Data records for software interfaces
***

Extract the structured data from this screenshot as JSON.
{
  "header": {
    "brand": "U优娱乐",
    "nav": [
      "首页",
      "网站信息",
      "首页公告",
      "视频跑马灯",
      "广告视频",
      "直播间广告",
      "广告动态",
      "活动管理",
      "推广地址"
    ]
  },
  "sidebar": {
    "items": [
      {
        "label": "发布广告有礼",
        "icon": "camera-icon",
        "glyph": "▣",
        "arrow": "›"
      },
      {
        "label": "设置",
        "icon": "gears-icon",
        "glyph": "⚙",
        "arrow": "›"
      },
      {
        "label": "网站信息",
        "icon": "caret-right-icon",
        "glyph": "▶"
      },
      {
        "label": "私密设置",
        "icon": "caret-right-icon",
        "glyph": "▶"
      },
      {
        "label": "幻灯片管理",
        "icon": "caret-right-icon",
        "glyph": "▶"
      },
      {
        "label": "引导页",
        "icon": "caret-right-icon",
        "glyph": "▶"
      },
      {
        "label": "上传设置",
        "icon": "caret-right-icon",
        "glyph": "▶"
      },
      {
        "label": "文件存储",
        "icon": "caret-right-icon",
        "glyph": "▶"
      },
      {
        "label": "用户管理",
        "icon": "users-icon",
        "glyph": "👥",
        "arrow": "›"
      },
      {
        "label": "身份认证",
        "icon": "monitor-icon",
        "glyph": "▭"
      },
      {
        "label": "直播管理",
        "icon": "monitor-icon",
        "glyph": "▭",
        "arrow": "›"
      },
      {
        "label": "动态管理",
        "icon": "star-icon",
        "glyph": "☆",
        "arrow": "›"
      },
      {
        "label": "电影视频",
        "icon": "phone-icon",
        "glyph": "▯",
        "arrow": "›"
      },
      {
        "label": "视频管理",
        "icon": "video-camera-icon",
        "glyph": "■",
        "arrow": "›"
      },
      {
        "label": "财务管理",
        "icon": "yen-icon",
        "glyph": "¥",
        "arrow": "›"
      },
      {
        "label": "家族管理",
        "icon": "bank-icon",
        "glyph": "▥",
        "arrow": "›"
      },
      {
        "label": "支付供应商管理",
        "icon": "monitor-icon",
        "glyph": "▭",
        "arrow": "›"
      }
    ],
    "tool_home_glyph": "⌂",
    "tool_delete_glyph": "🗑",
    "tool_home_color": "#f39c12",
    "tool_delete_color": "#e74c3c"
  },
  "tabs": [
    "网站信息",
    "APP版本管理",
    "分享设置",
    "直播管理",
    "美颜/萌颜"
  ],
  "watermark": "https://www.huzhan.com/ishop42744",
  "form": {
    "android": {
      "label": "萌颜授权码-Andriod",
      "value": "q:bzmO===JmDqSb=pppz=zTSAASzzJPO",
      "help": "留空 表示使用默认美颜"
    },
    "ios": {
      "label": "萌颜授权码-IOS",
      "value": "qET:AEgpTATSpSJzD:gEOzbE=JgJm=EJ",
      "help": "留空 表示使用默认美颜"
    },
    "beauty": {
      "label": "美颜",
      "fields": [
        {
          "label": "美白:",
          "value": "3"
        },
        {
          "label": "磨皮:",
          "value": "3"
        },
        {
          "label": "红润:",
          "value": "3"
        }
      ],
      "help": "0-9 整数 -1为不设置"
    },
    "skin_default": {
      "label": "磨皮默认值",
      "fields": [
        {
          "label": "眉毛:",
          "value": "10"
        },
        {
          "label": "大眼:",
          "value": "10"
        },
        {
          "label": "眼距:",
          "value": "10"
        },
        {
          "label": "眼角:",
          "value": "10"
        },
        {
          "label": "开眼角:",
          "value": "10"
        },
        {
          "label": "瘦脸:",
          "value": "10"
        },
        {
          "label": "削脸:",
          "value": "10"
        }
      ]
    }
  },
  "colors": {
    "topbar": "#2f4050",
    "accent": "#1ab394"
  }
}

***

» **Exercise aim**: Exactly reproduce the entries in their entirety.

» **Solution below**:
Extract the structured data from this screenshot as JSON.
{
  "header": {
    "brand": "U优娱乐",
    "nav": [
      "首页",
      "网站信息",
      "首页公告",
      "视频跑马灯",
      "广告视频",
      "直播间广告",
      "广告动态",
      "活动管理",
      "推广地址"
    ]
  },
  "sidebar": {
    "items": [
      {
        "label": "发布广告有礼",
        "icon": "camera-icon",
        "glyph": "▣",
        "arrow": "›"
      },
      {
        "label": "设置",
        "icon": "gears-icon",
        "glyph": "⚙",
        "arrow": "›"
      },
      {
        "label": "网站信息",
        "icon": "caret-right-icon",
        "glyph": "▶"
      },
      {
        "label": "私密设置",
        "icon": "caret-right-icon",
        "glyph": "▶"
      },
      {
        "label": "幻灯片管理",
        "icon": "caret-right-icon",
        "glyph": "▶"
      },
      {
        "label": "引导页",
        "icon": "caret-right-icon",
        "glyph": "▶"
      },
      {
        "label": "上传设置",
        "icon": "caret-right-icon",
        "glyph": "▶"
      },
      {
        "label": "文件存储",
        "icon": "caret-right-icon",
        "glyph": "▶"
      },
      {
        "label": "用户管理",
        "icon": "users-icon",
        "glyph": "👥",
        "arrow": "›"
      },
      {
        "label": "身份认证",
        "icon": "monitor-icon",
        "glyph": "▭"
      },
      {
        "label": "直播管理",
        "icon": "monitor-icon",
        "glyph": "▭",
        "arrow": "›"
      },
      {
        "label": "动态管理",
        "icon": "star-icon",
        "glyph": "☆",
        "arrow": "›"
      },
      {
        "label": "电影视频",
        "icon": "phone-icon",
        "glyph": "▯",
        "arrow": "›"
      },
      {
        "label": "视频管理",
        "icon": "video-camera-icon",
        "glyph": "■",
        "arrow": "›"
      },
      {
        "label": "财务管理",
        "icon": "yen-icon",
        "glyph": "¥",
        "arrow": "›"
      },
      {
        "label": "家族管理",
        "icon": "bank-icon",
        "glyph": "▥",
        "arrow": "›"
      },
      {
        "label": "支付供应商管理",
        "icon": "monitor-icon",
        "glyph": "▭",
        "arrow": "›"
      }
    ],
    "tool_home_glyph": "⌂",
    "tool_delete_glyph": "🗑",
    "tool_home_color": "#f39c12",
    "tool_delete_color": "#e74c3c"
  },
  "tabs": [
    "网站信息",
    "APP版本管理",
    "分享设置",
    "直播管理",
    "美颜/萌颜"
  ],
  "watermark": "https://www.huzhan.com/ishop42744",
  "form": {
    "android": {
      "label": "萌颜授权码-Andriod",
      "value": "q:bzmO===JmDqSb=pppz=zTSAASzzJPO",
      "help": "留空 表示使用默认美颜"
    },
    "ios": {
      "label": "萌颜授权码-IOS",
      "value": "qET:AEgpTATSpSJzD:gEOzbE=JgJm=EJ",
      "help": "留空 表示使用默认美颜"
    },
    "beauty": {
      "label": "美颜",
      "fields": [
        {
          "label": "美白:",
          "value": "3"
        },
        {
          "label": "磨皮:",
          "value": "3"
        },
        {
          "label": "红润:",
          "value": "3"
        }
      ],
      "help": "0-9 整数 -1为不设置"
    },
    "skin_default": {
      "label": "磨皮默认值",
      "fields": [
        {
          "label": "眉毛:",
          "value": "10"
        },
        {
          "label": "大眼:",
          "value": "10"
        },
        {
          "label": "眼距:",
          "value": "10"
        },
        {
          "label": "眼角:",
          "value": "10"
        },
        {
          "label": "开眼角:",
          "value": "10"
        },
        {
          "label": "瘦脸:",
          "value": "10"
        },
        {
          "label": "削脸:",
          "value": "10"
        }
      ]
    }
  },
  "colors": {
    "topbar": "#2f4050",
    "accent": "#1ab394"
  }
}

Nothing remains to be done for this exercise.